FCC Commissioner Geoffrey Starks

Federal Communications Commission

Mon, 05/04/2020 - 18:00 to 19:00

FCC Commissioner Geoffrey Starks will virtually host this roundtable to discuss the connectivity needs of students, faculty, and staff at Historically Black Colleges and Universities (HBCUs) during this unprecedented crisis. This event will feature special remarks from U.S. Representative Alma Adams (NC-12) & U.S. Representative G.K. Butterfield (NC-01) and convene Presidents and leadership from HBCUs across the nation.

The coronavirus crisis shines light on educational inequalities

The pandemic has exposed inequalities as education has moved online — work that can’t be performed at home, exposing usually lower-paid adults to greater risk; lack of access to child care and quality early learning; food insecurity; and a digital divide that prevents online learning during the crisis. Schools have stepped up to provide nutritional meals, computer equipment, Internet access and cover for essential workers, but they should not bear the burden alone.

Libraries and Schools Are Bridging the Digital Divide During the Coronavirus Pandemic

Stay-at-home policies have made the web critical for tasks such as schoolwork, applying for unemployment benefits, and consulting with doctors. But millions of Americans lack reliable broadband access.

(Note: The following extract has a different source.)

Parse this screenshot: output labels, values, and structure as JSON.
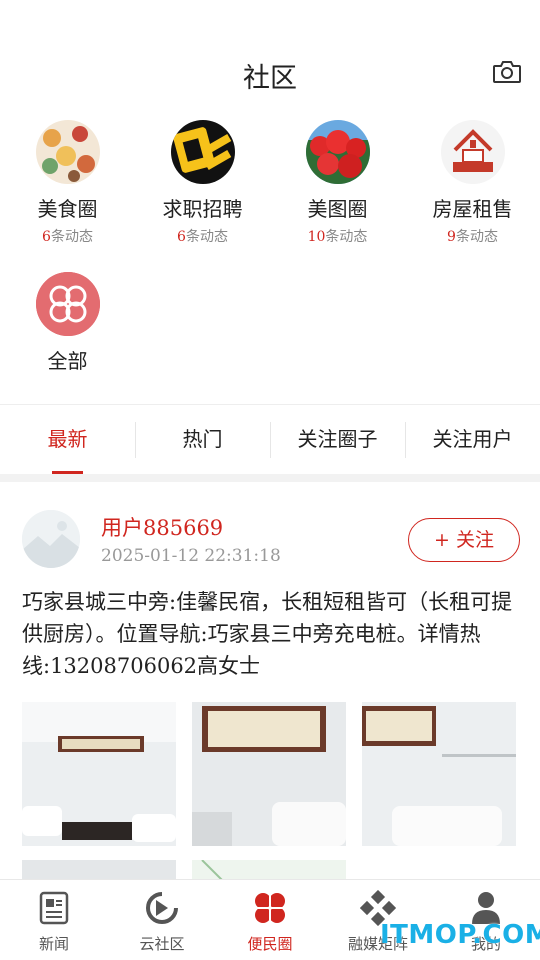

Libraries, schools, and businesses are taking creative steps to expand Wi-Fi networks in underserved neighborhoods.

Off‐Campus Internet Connectivity Needs of K‐12 School Students and Public Library Patrons in the United States During COVID‐19 Pandemic

A report that summarizes the need to connect millions of K‐12 students to the Internet from their home because they lack adequate internet access. These students cannot attend school, submit homework, or take tests online. An estimated $7.5 billion is required to provide these students with a secure and reliable network connection and connected learning device. Funds For Learning estimates that a total of $5.25 billion in E-rate discounts would be required, and the remaining $2.29 billion would be paid by schools and libraries with funding from other sources.

Coronavirus lockdown, lack of broadband could lead to 'education breakdown'

The coronavirus pandemic has forced a lockdown of millions of people around the world, and New York, where schools have been shut down since March 16, and teachers and students have resorted to distance learning with online classes. But Larissa Rosa, an English-as-a-second-language teacher at Public School 7 Samuel Stern in the East Harlem neighborhood of New York, said at least 45 of the roughly 400 students at her school haven't logged on once.

Stick to Principle

The principles we need to connect us were enshrined by a Republican-led Congress in the Telecommunications Act of 1996. In the legislation, overwhelmingly approved by both Republicans and Democrats, the law mandates that the Federal Communications Commission to base policies for the preservation and advancement of universal service on principles including:

What the FCC Should Do Now to Support America and Our Learners

Here are five ideas about what the Federal Communications Commission can do, right now, to keep us as a country moving forward:

America’s Broadband Moment

The debate on whether broadband is a luxury or an essential connection to society is over. More than twice as many people are now using residential broadband during business hours as before the COVID-19 crisis. Over 55 million students have been impacted by school closures. The use of telehealth has skyrocketed. This, I believe, is our broadband moment: a hinge of history that will determine whether today’s residential broadband is fit for the changed world in which we inhabit or whether its limits work to disadvantage those that are not equipped to use it.

With limited internet, one mom finds a way to home-school outside the home

Home-schooling looks a little different for some families across the country, especially those who can't afford unlimited internet access. Tawana Brown of South Bend, Indiana begins each day by driving her family to a parking lot where school buses that are equipped with Wi-Fi are parked. She has been keeping up with this daily schedule after coronavirus concerns led to the closure of schools in the South Bend school district.

Why E-rate Should Fund Home Broadband During COVID-19

The lack of affordable residential broadband reflects a failure of US broadband policy. The National Broadband Plan of 2010 called for ubiquitous, affordable, high-speed broadband for all by the year 2020. Depending on which measure you use, the U.S. has fallen short by 10% to 50%. We are now suffering the consequences – residential broadband is often slow, expensive, and not universally available.